But he wanted to talk about his boyhood in South Dakota. He was very angry at his father and worshipped his mother as a saint.  Strangely, people who are dying often seem to think about their parents’ lives more than their own.  So one meaning of individual life is that it links the generations, who in retrospect become an array of people with various lives. 

I’m reading “Tightrope” by Kristof and Wohan, which is anchored in the little town of Yamhill, Oregon.  It ignores the Portland State University lives of Kristof’s parents, who both taught there.  It’s remarkable that they lived on the little farm in Yamhill, did not separate their son from the locals, and that he stayed friends with those less achieving people even when their world collapsed around them and they died young — alcoholic, obese, addicted, but still at core the same as when they were kids.  What does it mean to be alive if so much time, effort and ruinous debt goes into snuffing out consciousness with drugs and alcohol?  There were suicides, both fast and slow.  They were often in pain.  But many others from Yamhill did fine.

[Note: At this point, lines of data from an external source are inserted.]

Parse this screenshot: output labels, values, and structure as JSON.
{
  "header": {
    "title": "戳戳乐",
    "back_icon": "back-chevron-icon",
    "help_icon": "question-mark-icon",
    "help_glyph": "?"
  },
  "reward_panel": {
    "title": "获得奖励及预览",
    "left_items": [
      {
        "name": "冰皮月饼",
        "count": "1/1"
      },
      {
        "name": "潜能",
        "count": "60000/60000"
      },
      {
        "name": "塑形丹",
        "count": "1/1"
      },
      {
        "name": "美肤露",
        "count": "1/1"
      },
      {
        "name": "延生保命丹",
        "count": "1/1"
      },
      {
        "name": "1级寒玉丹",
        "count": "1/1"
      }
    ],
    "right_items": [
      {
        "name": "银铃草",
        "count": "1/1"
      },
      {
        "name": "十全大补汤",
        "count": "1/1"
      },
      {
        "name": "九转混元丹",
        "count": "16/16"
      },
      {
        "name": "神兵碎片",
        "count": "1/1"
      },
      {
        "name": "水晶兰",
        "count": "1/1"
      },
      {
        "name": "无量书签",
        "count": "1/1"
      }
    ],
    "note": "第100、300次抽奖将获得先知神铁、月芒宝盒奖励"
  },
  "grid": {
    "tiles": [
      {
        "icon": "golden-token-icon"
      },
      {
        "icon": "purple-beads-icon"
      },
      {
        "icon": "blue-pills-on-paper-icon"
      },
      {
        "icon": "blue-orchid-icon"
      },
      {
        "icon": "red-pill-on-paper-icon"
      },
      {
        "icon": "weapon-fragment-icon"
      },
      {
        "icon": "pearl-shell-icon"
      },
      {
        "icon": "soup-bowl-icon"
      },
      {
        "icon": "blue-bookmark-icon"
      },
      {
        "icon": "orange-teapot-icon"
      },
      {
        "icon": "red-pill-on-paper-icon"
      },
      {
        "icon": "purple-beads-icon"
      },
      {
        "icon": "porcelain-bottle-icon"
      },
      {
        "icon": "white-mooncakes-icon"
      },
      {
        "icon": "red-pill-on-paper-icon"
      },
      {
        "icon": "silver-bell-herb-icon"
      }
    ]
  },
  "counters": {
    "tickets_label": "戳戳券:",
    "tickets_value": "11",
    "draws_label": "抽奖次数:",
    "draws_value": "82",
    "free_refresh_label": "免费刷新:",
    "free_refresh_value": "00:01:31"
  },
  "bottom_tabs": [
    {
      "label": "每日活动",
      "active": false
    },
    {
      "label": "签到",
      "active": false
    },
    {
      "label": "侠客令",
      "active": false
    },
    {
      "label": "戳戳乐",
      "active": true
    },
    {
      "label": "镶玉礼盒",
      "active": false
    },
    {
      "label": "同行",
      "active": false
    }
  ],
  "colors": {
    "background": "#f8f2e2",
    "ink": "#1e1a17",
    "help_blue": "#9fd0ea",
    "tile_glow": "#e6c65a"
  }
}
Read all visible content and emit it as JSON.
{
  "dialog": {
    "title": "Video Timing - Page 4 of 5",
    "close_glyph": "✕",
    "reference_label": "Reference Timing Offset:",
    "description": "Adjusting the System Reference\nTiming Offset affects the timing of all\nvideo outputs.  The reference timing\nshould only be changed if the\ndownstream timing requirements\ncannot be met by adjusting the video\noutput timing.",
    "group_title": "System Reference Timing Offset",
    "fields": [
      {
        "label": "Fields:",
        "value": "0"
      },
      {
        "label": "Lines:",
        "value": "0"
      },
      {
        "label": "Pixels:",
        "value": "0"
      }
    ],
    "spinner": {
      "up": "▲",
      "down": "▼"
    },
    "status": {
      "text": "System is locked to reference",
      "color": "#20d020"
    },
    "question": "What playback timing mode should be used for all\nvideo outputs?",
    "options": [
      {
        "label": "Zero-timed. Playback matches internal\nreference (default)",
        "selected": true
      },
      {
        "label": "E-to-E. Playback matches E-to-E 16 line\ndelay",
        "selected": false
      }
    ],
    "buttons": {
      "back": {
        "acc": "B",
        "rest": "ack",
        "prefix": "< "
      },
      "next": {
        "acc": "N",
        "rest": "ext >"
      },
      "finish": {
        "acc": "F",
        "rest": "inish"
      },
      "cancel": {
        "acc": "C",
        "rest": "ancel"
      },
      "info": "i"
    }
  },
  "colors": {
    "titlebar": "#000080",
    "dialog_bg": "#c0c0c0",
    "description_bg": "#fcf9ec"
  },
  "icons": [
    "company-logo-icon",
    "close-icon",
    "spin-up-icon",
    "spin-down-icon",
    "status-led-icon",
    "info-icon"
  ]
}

Besides the stories, the book is full of statistics in hopes that they explain or at least limit the causes of early death. They recommend college degrees, good health practices, tight families that help each other, and to some extent pure luck. Kristof’s parents became professors at PSU, which had its roots in the Vanport flood where it had been a tiny education program until it moved to the city and then grew quickly in response to the GI Bill.  

My mother got her teaching degree there while I was in high school so she could put me through college.  She may have been taught by Kristof’s parents.  Their ideas seem more like Reed than PSU but we were all inclined towards progressivism then, conscious of international war and the lives lost, confident in the future.

In actuarial terms, when insurance companies pay for deaths, they figure out how much one’s life is worth in terms of earning money.  You’re worth more if you have a college degree, regardless of the quality of your standards or how many people love you.  They have charts. This is a product of a culture that decided, almost consciously, that  arithmetic was the way to evade the differences between cultures and families by reducing them all into numbers, the way money defines classes and where you live and what you do for fun.

When Bob’s first wife, who had no college, pulled the plug on the machine that kept that old lady alive, she was diminishing the profits of that nursing home.  When that old lady’s husband had died in WWII, he was preserving the quality of life for Americans, or so they both believed.  We come back to Kenner’s question:  “What does it mean?”  Meaning, "life" as the absence of death.

1 comment:

nelliemcclung said...

I just finished reading Tightrope and discussing it with a small group of which I am a part. I am forwarding you separately the New York times article he wrote in case you don't get the NYtimes. What struck me about the book was not anything I didn't know but rather the poignancy of the peoples' lives. I was born at a lucky time and in a great city, Toronto, which afforded a bread man's daughter a quality education and opportunities to work and to study further. So much luck involved. My father could have gone somewhere else than Montreal when he immigrated from Ireland. He and my mother could have moved somewhere else than Toronto. We could have lived somewhere that jobs disappeared. My father retired before the end of door to door bread delivery. I don't know how anyone reading the book wouldn't realize the systemic problems that these people were unable to surmount.

The chapter on interventions was fine. There had to be something hopeful but really he was talking about outliers and targeted interventions. These cannot be scaled up. Public policy has to change. I am appreciating your insights into your family sad though they are. When Alice Munro won the Nobel Prize, Jonathan Franzen said "people, people, people - that's all she writes about". But for me people are of unending interest.